Sunday, May 11, 2014
If we are aware of the size, density, and number of pixels on a sensor and recognize the other variables to a camera's resolution, are we better able to determine the quality of the images a camera can produce? The answer is a resounding no. Pixels are the units of measurement relating to the camera's resolution only, not the image resolution.
Raw camera resolution is shown in pixels, but image resolution is referred to in ppi, or pixels per inch; that is the number of pixels for every square inch of the photo. A 300 ppi image means there are 300 pixels on each square inch of the image.
Because sensors that are the same size can have a different number of pixels, measuring on the ppi scale is unrealistic. An 8" x 10" photo with a 300 ppi actually has more pixels than a 4" x 6" 300 ppi picture.

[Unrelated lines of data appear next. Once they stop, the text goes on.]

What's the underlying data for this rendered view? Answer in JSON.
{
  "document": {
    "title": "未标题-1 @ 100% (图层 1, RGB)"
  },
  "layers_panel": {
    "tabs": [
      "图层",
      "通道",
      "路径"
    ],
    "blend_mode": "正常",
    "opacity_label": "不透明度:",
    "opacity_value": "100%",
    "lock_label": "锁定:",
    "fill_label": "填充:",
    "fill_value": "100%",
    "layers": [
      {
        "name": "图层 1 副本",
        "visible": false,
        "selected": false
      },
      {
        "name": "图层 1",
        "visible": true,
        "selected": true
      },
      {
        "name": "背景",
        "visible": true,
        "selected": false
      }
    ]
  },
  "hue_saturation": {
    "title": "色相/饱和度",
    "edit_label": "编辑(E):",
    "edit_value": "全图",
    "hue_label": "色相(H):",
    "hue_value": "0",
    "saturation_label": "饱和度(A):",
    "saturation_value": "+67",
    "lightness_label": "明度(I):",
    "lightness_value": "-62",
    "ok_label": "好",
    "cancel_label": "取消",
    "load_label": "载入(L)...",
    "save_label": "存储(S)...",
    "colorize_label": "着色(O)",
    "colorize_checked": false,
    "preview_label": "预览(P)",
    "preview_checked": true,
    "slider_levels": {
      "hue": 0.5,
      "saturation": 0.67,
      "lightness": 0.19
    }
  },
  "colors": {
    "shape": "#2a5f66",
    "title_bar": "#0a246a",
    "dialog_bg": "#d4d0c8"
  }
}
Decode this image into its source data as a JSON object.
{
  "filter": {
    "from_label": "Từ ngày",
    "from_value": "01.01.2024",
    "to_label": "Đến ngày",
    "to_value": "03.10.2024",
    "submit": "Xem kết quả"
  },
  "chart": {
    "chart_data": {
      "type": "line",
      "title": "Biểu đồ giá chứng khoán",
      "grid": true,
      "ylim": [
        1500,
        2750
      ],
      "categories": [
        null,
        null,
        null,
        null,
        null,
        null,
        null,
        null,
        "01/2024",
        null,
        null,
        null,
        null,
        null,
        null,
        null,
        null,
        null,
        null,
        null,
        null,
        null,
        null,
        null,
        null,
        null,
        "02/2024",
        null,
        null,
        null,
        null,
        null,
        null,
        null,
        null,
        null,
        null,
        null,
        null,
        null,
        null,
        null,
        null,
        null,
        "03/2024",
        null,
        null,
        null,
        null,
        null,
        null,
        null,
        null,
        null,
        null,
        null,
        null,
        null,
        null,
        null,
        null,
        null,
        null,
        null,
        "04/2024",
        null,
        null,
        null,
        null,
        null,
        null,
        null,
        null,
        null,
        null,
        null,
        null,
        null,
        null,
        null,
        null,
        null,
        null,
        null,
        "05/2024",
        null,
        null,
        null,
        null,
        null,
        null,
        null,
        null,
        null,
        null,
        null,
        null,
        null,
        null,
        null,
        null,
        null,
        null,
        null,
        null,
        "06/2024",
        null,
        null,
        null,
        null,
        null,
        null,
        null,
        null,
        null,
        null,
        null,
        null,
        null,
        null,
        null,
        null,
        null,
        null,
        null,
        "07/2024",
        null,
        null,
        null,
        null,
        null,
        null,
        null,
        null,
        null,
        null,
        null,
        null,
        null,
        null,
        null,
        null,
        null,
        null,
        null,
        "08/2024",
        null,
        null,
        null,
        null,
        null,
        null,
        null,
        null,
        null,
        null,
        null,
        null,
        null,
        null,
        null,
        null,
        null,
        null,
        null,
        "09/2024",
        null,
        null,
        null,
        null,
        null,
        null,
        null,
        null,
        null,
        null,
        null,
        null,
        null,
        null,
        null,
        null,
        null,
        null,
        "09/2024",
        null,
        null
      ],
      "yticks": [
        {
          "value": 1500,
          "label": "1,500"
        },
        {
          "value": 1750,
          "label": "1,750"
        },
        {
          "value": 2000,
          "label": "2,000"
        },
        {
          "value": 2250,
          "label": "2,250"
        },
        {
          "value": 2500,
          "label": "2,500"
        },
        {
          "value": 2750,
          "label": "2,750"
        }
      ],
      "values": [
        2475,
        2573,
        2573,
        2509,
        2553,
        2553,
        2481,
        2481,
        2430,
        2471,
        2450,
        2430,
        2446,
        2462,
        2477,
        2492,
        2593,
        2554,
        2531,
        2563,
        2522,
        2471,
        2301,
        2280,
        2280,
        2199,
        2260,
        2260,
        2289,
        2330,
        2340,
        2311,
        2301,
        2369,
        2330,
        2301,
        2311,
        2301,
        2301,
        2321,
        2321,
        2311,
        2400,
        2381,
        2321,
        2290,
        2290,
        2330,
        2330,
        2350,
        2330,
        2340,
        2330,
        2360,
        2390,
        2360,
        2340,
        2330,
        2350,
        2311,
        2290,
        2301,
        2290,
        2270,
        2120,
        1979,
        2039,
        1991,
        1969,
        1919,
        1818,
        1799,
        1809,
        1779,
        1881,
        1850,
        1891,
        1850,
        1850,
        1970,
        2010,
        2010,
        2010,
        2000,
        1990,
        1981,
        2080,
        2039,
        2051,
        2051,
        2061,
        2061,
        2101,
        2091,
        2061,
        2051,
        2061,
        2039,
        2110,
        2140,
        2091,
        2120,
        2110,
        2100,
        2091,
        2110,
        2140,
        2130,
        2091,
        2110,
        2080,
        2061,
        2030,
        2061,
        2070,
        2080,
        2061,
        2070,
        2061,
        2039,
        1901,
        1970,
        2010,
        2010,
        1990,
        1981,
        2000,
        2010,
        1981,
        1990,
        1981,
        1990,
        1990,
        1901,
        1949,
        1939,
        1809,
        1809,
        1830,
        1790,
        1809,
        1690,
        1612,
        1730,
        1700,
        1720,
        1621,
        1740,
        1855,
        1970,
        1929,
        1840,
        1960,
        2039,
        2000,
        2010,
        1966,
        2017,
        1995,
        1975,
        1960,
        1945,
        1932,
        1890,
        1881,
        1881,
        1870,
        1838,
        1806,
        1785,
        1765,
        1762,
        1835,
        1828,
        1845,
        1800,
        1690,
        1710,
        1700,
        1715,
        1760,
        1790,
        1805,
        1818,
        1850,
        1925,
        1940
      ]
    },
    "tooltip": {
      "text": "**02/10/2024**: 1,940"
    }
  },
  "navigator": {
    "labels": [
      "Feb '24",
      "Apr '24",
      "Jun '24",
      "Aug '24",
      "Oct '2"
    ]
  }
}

Another problem arises when you consider that printers are measured in dots per inch or dpi. Printers use dots of ink to print, not pixels, and different printers use different numbers of dots for each pixel in a picture. The higher the dpi, the higher the quality of the print will be.
Pixels are made of various colors, contrasts, and brightness values; therefore, the more dots of varying colors and quantities, the better the image will be.
Quality photographic prints will require a printer that can print a resolution between 240 and 360 ppi, since this is the resolution required to produce a photo-quality image at a normal viewing distance. What this tells us is that we need to be aware of not only the ppi of the camera, but also the dpi of our printer in order to come up with photographic quality prints.